- WHAT IS EXPECTED:
Leave out the pictures and output the data verbatim.
*** ENTRIES SHOWN ***
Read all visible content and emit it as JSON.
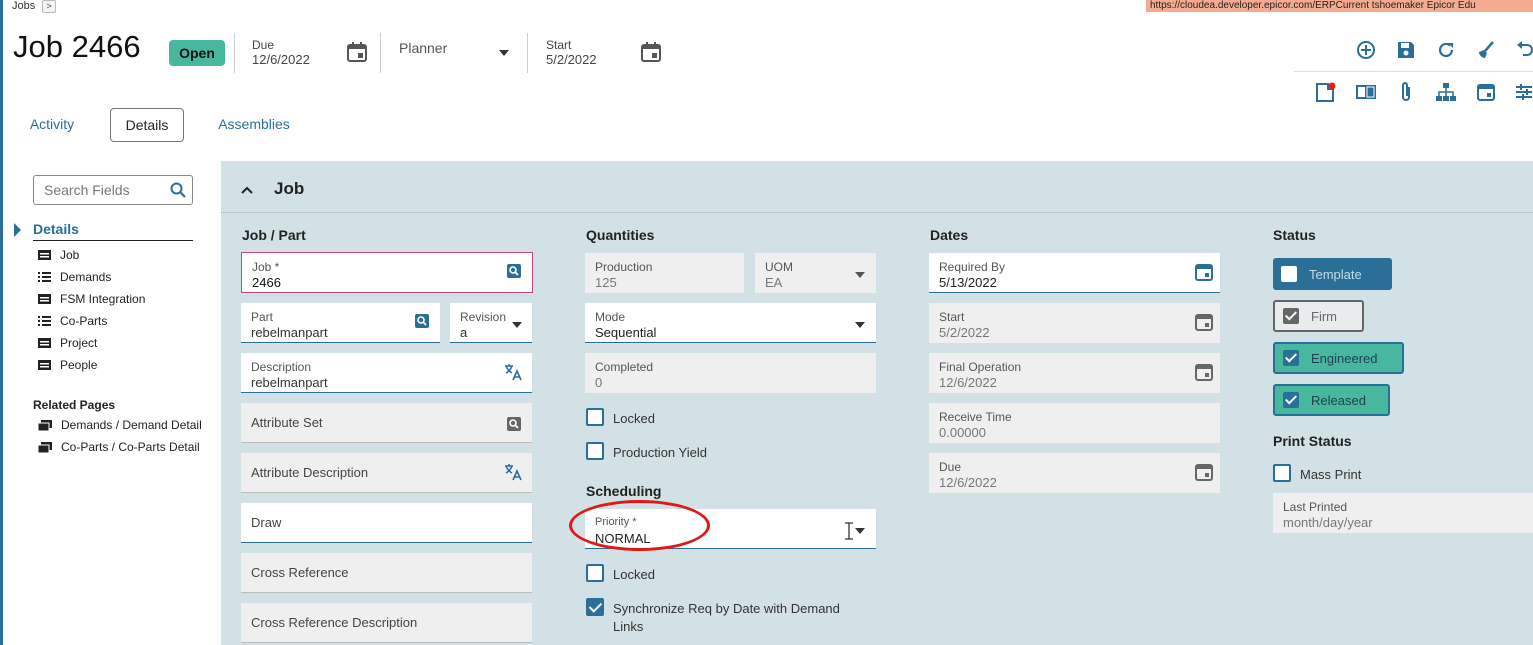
{
  "breadcrumb": {
    "label": "Jobs",
    "arrow": ">"
  },
  "url_bar": {
    "text": "https://cloudea.developer.epicor.com/ERPCurrent   tshoemaker   Epicor Edu"
  },
  "header": {
    "title": "Job 2466",
    "status_badge": "Open",
    "due": {
      "label": "Due",
      "value": "12/6/2022"
    },
    "planner": {
      "label": "Planner"
    },
    "start": {
      "label": "Start",
      "value": "5/2/2022"
    }
  },
  "toolbar": {
    "row1": [
      "add-new-icon",
      "save-icon",
      "refresh-icon",
      "clear-icon",
      "undo-icon"
    ],
    "row2": [
      "memo-icon",
      "book-icon",
      "attachment-icon",
      "hierarchy-icon",
      "calendar-icon",
      "settings-icon"
    ]
  },
  "tabs": [
    {
      "label": "Activity",
      "active": false
    },
    {
      "label": "Details",
      "active": true
    },
    {
      "label": "Assemblies",
      "active": false
    }
  ],
  "sidebar": {
    "search_placeholder": "Search Fields",
    "section_title": "Details",
    "items": [
      {
        "label": "Job",
        "icon": "panel-icon"
      },
      {
        "label": "Demands",
        "icon": "list-icon"
      },
      {
        "label": "FSM Integration",
        "icon": "panel-icon"
      },
      {
        "label": "Co-Parts",
        "icon": "list-icon"
      },
      {
        "label": "Project",
        "icon": "panel-icon"
      },
      {
        "label": "People",
        "icon": "panel-icon"
      }
    ],
    "related_title": "Related Pages",
    "related": [
      {
        "label": "Demands / Demand Detail",
        "icon": "pages-icon"
      },
      {
        "label": "Co-Parts / Co-Parts Detail",
        "icon": "pages-icon"
      }
    ]
  },
  "section": {
    "title": "Job",
    "job_part": {
      "heading": "Job / Part",
      "job": {
        "label": "Job *",
        "value": "2466"
      },
      "part": {
        "label": "Part",
        "value": "rebelmanpart"
      },
      "revision": {
        "label": "Revision",
        "value": "a"
      },
      "description": {
        "label": "Description",
        "value": "rebelmanpart"
      },
      "attribute_set": "Attribute Set",
      "attribute_description": "Attribute Description",
      "draw": "Draw",
      "cross_reference": "Cross Reference",
      "cross_reference_description": "Cross Reference Description"
    },
    "quantities": {
      "heading": "Quantities",
      "production": {
        "label": "Production",
        "value": "125"
      },
      "uom": {
        "label": "UOM",
        "value": "EA"
      },
      "mode": {
        "label": "Mode",
        "value": "Sequential"
      },
      "completed": {
        "label": "Completed",
        "value": "0"
      },
      "locked": {
        "label": "Locked",
        "checked": false
      },
      "production_yield": {
        "label": "Production Yield",
        "checked": false
      },
      "scheduling_heading": "Scheduling",
      "priority": {
        "label": "Priority *",
        "value": "NORMAL"
      },
      "sched_locked": {
        "label": "Locked",
        "checked": false
      },
      "sync_req": {
        "label_line1": "Synchronize Req by Date with Demand",
        "label_line2": "Links",
        "checked": true
      }
    },
    "dates": {
      "heading": "Dates",
      "required_by": {
        "label": "Required By",
        "value": "5/13/2022"
      },
      "start": {
        "label": "Start",
        "value": "5/2/2022"
      },
      "final_operation": {
        "label": "Final Operation",
        "value": "12/6/2022"
      },
      "receive_time": {
        "label": "Receive Time",
        "value": "0.00000"
      },
      "due": {
        "label": "Due",
        "value": "12/6/2022"
      }
    },
    "status": {
      "heading": "Status",
      "template": {
        "label": "Template",
        "checked": false
      },
      "firm": {
        "label": "Firm",
        "checked": true
      },
      "engineered": {
        "label": "Engineered",
        "checked": true
      },
      "released": {
        "label": "Released",
        "checked": true
      },
      "print_heading": "Print Status",
      "mass_print": {
        "label": "Mass Print",
        "checked": false
      },
      "last_printed": {
        "label": "Last Printed",
        "placeholder": "month/day/year"
      }
    }
  },
  "colors": {
    "accent": "#2a6f97",
    "open_badge": "#47b89d",
    "panel_bg": "#d2e1e5",
    "highlight": "#e01818"
  }
}
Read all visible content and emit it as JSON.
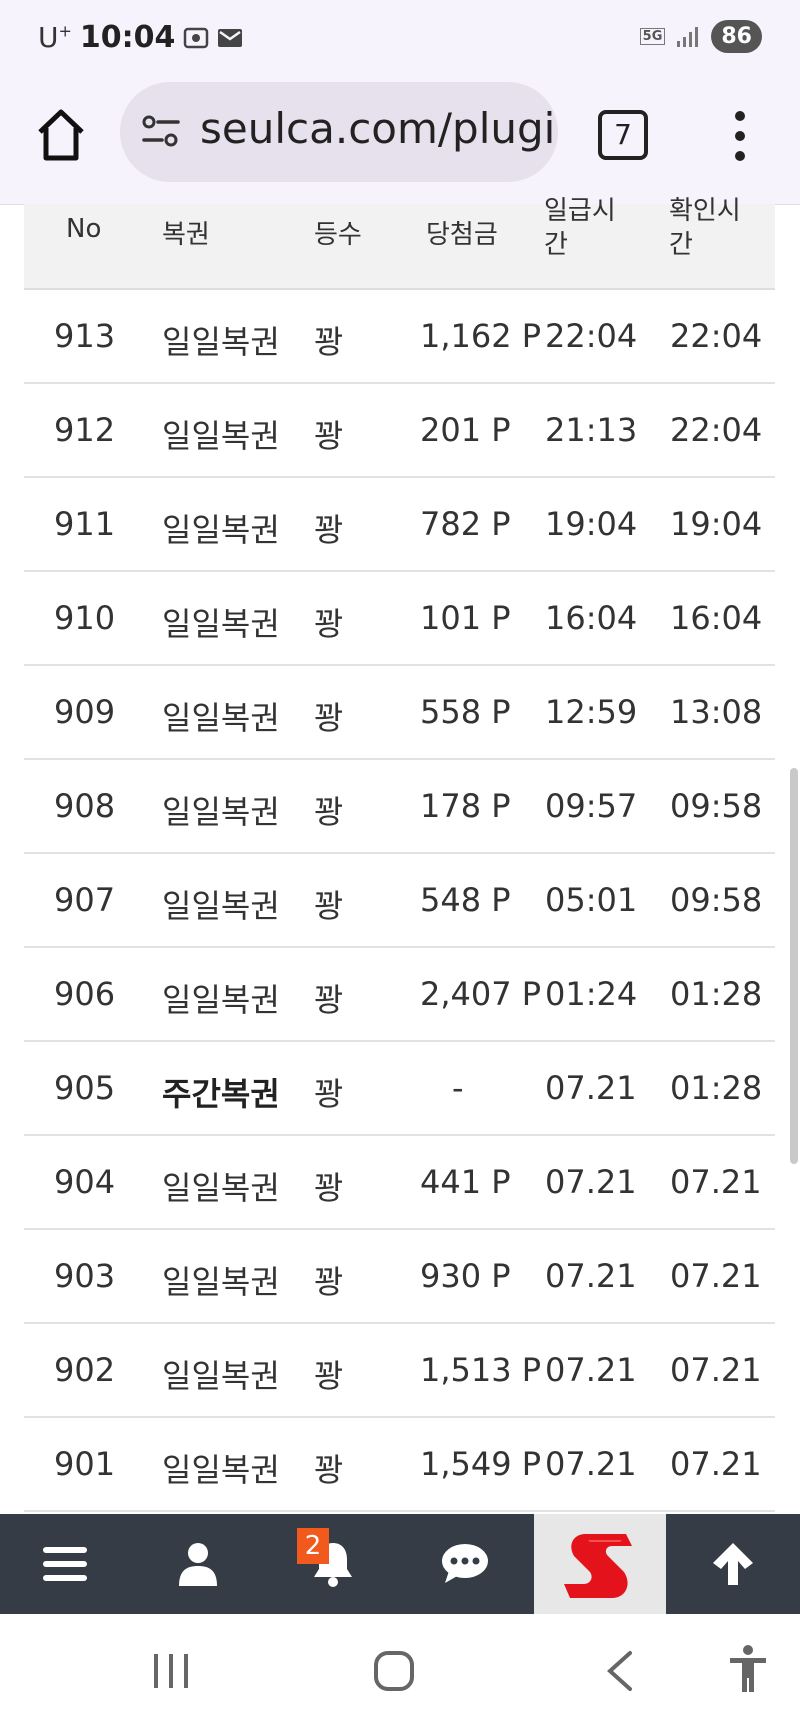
{
  "status_bar": {
    "carrier": "U",
    "carrier_sup": "+",
    "time": "10:04",
    "network": "5G",
    "battery": "86"
  },
  "browser": {
    "url": "seulca.com/plugin",
    "tab_count": "7"
  },
  "table": {
    "headers": {
      "no": "No",
      "lotto": "복권",
      "rank": "등수",
      "prize": "당첨금",
      "win_time": "일급시간",
      "confirm_time": "확인시간"
    },
    "rows": [
      {
        "no": "913",
        "lotto": "일일복권",
        "rank": "꽝",
        "prize": "1,162 P",
        "win": "22:04",
        "confirm": "22:04"
      },
      {
        "no": "912",
        "lotto": "일일복권",
        "rank": "꽝",
        "prize": "201 P",
        "win": "21:13",
        "confirm": "22:04"
      },
      {
        "no": "911",
        "lotto": "일일복권",
        "rank": "꽝",
        "prize": "782 P",
        "win": "19:04",
        "confirm": "19:04"
      },
      {
        "no": "910",
        "lotto": "일일복권",
        "rank": "꽝",
        "prize": "101 P",
        "win": "16:04",
        "confirm": "16:04"
      },
      {
        "no": "909",
        "lotto": "일일복권",
        "rank": "꽝",
        "prize": "558 P",
        "win": "12:59",
        "confirm": "13:08"
      },
      {
        "no": "908",
        "lotto": "일일복권",
        "rank": "꽝",
        "prize": "178 P",
        "win": "09:57",
        "confirm": "09:58"
      },
      {
        "no": "907",
        "lotto": "일일복권",
        "rank": "꽝",
        "prize": "548 P",
        "win": "05:01",
        "confirm": "09:58"
      },
      {
        "no": "906",
        "lotto": "일일복권",
        "rank": "꽝",
        "prize": "2,407 P",
        "win": "01:24",
        "confirm": "01:28"
      },
      {
        "no": "905",
        "lotto": "주간복권",
        "rank": "꽝",
        "prize": "-",
        "win": "07.21",
        "confirm": "01:28"
      },
      {
        "no": "904",
        "lotto": "일일복권",
        "rank": "꽝",
        "prize": "441 P",
        "win": "07.21",
        "confirm": "07.21"
      },
      {
        "no": "903",
        "lotto": "일일복권",
        "rank": "꽝",
        "prize": "930 P",
        "win": "07.21",
        "confirm": "07.21"
      },
      {
        "no": "902",
        "lotto": "일일복권",
        "rank": "꽝",
        "prize": "1,513 P",
        "win": "07.21",
        "confirm": "07.21"
      },
      {
        "no": "901",
        "lotto": "일일복권",
        "rank": "꽝",
        "prize": "1,549 P",
        "win": "07.21",
        "confirm": "07.21"
      }
    ]
  },
  "site_nav": {
    "notification_count": "2",
    "icons": [
      "menu-icon",
      "user-icon",
      "bell-icon",
      "chat-icon",
      "site-logo",
      "arrow-up-icon"
    ]
  },
  "colors": {
    "nav_bg": "#353c45",
    "badge": "#f25a1d",
    "logo_red": "#e3121b",
    "browser_bg": "#f7f3fc"
  }
}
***
- OUTPUT OF THE EXERCISE:
Read all visible content and emit it as JSON.
{
  "breadcrumb": {
    "label": "Jobs",
    "arrow": ">"
  },
  "url_bar": {
    "text": "https://cloudea.developer.epicor.com/ERPCurrent   tshoemaker   Epicor Edu"
  },
  "header": {
    "title": "Job 2466",
    "status_badge": "Open",
    "due": {
      "label": "Due",
      "value": "12/6/2022"
    },
    "planner": {
      "label": "Planner"
    },
    "start": {
      "label": "Start",
      "value": "5/2/2022"
    }
  },
  "toolbar": {
    "row1": [
      "add-new-icon",
      "save-icon",
      "refresh-icon",
      "clear-icon",
      "undo-icon"
    ],
    "row2": [
      "memo-icon",
      "book-icon",
      "attachment-icon",
      "hierarchy-icon",
      "calendar-icon",
      "settings-icon"
    ]
  },
  "tabs": [
    {
      "label": "Activity",
      "active": false
    },
    {
      "label": "Details",
      "active": true
    },
    {
      "label": "Assemblies",
      "active": false
    }
  ],
  "sidebar": {
    "search_placeholder": "Search Fields",
    "section_title": "Details",
    "items": [
      {
        "label": "Job",
        "icon": "panel-icon"
      },
      {
        "label": "Demands",
        "icon": "list-icon"
      },
      {
        "label": "FSM Integration",
        "icon": "panel-icon"
      },
      {
        "label": "Co-Parts",
        "icon": "list-icon"
      },
      {
        "label": "Project",
        "icon": "panel-icon"
      },
      {
        "label": "People",
        "icon": "panel-icon"
      }
    ],
    "related_title": "Related Pages",
    "related": [
      {
        "label": "Demands / Demand Detail",
        "icon": "pages-icon"
      },
      {
        "label": "Co-Parts / Co-Parts Detail",
        "icon": "pages-icon"
      }
    ]
  },
  "section": {
    "title": "Job",
    "job_part": {
      "heading": "Job / Part",
      "job": {
        "label": "Job *",
        "value": "2466"
      },
      "part": {
        "label": "Part",
        "value": "rebelmanpart"
      },
      "revision": {
        "label": "Revision",
        "value": "a"
      },
      "description": {
        "label": "Description",
        "value": "rebelmanpart"
      },
      "attribute_set": "Attribute Set",
      "attribute_description": "Attribute Description",
      "draw": "Draw",
      "cross_reference": "Cross Reference",
      "cross_reference_description": "Cross Reference Description"
    },
    "quantities": {
      "heading": "Quantities",
      "production": {
        "label": "Production",
        "value": "125"
      },
      "uom": {
        "label": "UOM",
        "value": "EA"
      },
      "mode": {
        "label": "Mode",
        "value": "Sequential"
      },
      "completed": {
        "label": "Completed",
        "value": "0"
      },
      "locked": {
        "label": "Locked",
        "checked": false
      },
      "production_yield": {
        "label": "Production Yield",
        "checked": false
      },
      "scheduling_heading": "Scheduling",
      "priority": {
        "label": "Priority *",
        "value": "NORMAL"
      },
      "sched_locked": {
        "label": "Locked",
        "checked": false
      },
      "sync_req": {
        "label_line1": "Synchronize Req by Date with Demand",
        "label_line2": "Links",
        "checked": true
      }
    },
    "dates": {
      "heading": "Dates",
      "required_by": {
        "label": "Required By",
        "value": "5/13/2022"
      },
      "start": {
        "label": "Start",
        "value": "5/2/2022"
      },
      "final_operation": {
        "label": "Final Operation",
        "value": "12/6/2022"
      },
      "receive_time": {
        "label": "Receive Time",
        "value": "0.00000"
      },
      "due": {
        "label": "Due",
        "value": "12/6/2022"
      }
    },
    "status": {
      "heading": "Status",
      "template": {
        "label": "Template",
        "checked": false
      },
      "firm": {
        "label": "Firm",
        "checked": true
      },
      "engineered": {
        "label": "Engineered",
        "checked": true
      },
      "released": {
        "label": "Released",
        "checked": true
      },
      "print_heading": "Print Status",
      "mass_print": {
        "label": "Mass Print",
        "checked": false
      },
      "last_printed": {
        "label": "Last Printed",
        "placeholder": "month/day/year"
      }
    }
  },
  "colors": {
    "accent": "#2a6f97",
    "open_badge": "#47b89d",
    "panel_bg": "#d2e1e5",
    "highlight": "#e01818"
  }
}
Read all visible content and emit it as JSON.
{
  "status_bar": {
    "carrier": "U",
    "carrier_sup": "+",
    "time": "10:04",
    "network": "5G",
    "battery": "86"
  },
  "browser": {
    "url": "seulca.com/plugin",
    "tab_count": "7"
  },
  "table": {
    "headers": {
      "no": "No",
      "lotto": "복권",
      "rank": "등수",
      "prize": "당첨금",
      "win_time": "일급시간",
      "confirm_time": "확인시간"
    },
    "rows": [
      {
        "no": "913",
        "lotto": "일일복권",
        "rank": "꽝",
        "prize": "1,162 P",
        "win": "22:04",
        "confirm": "22:04"
      },
      {
        "no": "912",
        "lotto": "일일복권",
        "rank": "꽝",
        "prize": "201 P",
        "win": "21:13",
        "confirm": "22:04"
      },
      {
        "no": "911",
        "lotto": "일일복권",
        "rank": "꽝",
        "prize": "782 P",
        "win": "19:04",
        "confirm": "19:04"
      },
      {
        "no": "910",
        "lotto": "일일복권",
        "rank": "꽝",
        "prize": "101 P",
        "win": "16:04",
        "confirm": "16:04"
      },
      {
        "no": "909",
        "lotto": "일일복권",
        "rank": "꽝",
        "prize": "558 P",
        "win": "12:59",
        "confirm": "13:08"
      },
      {
        "no": "908",
        "lotto": "일일복권",
        "rank": "꽝",
        "prize": "178 P",
        "win": "09:57",
        "confirm": "09:58"
      },
      {
        "no": "907",
        "lotto": "일일복권",
        "rank": "꽝",
        "prize": "548 P",
        "win": "05:01",
        "confirm": "09:58"
      },
      {
        "no": "906",
        "lotto": "일일복권",
        "rank": "꽝",
        "prize": "2,407 P",
        "win": "01:24",
        "confirm": "01:28"
      },
      {
        "no": "905",
        "lotto": "주간복권",
        "rank": "꽝",
        "prize": "-",
        "win": "07.21",
        "confirm": "01:28"
      },
      {
        "no": "904",
        "lotto": "일일복권",
        "rank": "꽝",
        "prize": "441 P",
        "win": "07.21",
        "confirm": "07.21"
      },
      {
        "no": "903",
        "lotto": "일일복권",
        "rank": "꽝",
        "prize": "930 P",
        "win": "07.21",
        "confirm": "07.21"
      },
      {
        "no": "902",
        "lotto": "일일복권",
        "rank": "꽝",
        "prize": "1,513 P",
        "win": "07.21",
        "confirm": "07.21"
      },
      {
        "no": "901",
        "lotto": "일일복권",
        "rank": "꽝",
        "prize": "1,549 P",
        "win": "07.21",
        "confirm": "07.21"
      }
    ]
  },
  "site_nav": {
    "notification_count": "2",
    "icons": [
      "menu-icon",
      "user-icon",
      "bell-icon",
      "chat-icon",
      "site-logo",
      "arrow-up-icon"
    ]
  },
  "colors": {
    "nav_bg": "#353c45",
    "badge": "#f25a1d",
    "logo_red": "#e3121b",
    "browser_bg": "#f7f3fc"
  }
}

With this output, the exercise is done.